• **The problem**: Only a number is expected in reply: the count of lines below where the word "формы" occurs.

Items from an interface collection:

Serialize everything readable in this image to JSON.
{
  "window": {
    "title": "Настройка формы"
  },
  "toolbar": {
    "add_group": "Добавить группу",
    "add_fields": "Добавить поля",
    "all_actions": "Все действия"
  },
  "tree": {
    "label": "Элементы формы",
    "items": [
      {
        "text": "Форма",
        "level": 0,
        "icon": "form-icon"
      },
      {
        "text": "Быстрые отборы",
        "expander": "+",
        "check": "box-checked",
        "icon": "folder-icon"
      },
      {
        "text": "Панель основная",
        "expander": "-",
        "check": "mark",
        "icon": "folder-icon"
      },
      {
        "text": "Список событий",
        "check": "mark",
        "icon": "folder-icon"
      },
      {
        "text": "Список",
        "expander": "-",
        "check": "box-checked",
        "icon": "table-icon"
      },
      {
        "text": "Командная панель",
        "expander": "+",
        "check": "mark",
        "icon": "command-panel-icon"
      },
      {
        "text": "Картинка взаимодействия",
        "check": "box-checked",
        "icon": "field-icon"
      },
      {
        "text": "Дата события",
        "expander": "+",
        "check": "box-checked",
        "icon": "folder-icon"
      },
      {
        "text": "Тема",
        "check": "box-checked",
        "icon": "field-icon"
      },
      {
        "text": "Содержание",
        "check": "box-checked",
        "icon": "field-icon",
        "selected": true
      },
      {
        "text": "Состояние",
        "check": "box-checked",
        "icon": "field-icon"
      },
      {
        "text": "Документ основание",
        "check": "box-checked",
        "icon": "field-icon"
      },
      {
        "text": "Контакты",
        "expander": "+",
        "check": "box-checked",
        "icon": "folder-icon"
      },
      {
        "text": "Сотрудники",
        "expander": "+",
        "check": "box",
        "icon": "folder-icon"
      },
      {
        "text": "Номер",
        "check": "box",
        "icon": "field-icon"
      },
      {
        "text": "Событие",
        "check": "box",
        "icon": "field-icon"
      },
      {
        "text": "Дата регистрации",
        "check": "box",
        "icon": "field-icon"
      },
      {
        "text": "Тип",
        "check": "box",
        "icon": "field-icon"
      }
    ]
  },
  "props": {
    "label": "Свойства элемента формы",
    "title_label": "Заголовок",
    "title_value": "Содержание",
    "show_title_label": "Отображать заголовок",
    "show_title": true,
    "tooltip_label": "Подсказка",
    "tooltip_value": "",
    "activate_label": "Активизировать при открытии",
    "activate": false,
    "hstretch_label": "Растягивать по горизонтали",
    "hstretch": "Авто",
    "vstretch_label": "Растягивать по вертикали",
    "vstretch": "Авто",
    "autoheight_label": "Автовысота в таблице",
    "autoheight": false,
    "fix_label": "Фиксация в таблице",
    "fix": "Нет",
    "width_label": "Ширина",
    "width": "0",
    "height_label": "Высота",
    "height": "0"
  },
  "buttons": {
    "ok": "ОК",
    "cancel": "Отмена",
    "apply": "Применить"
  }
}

• **Solved problem**: 3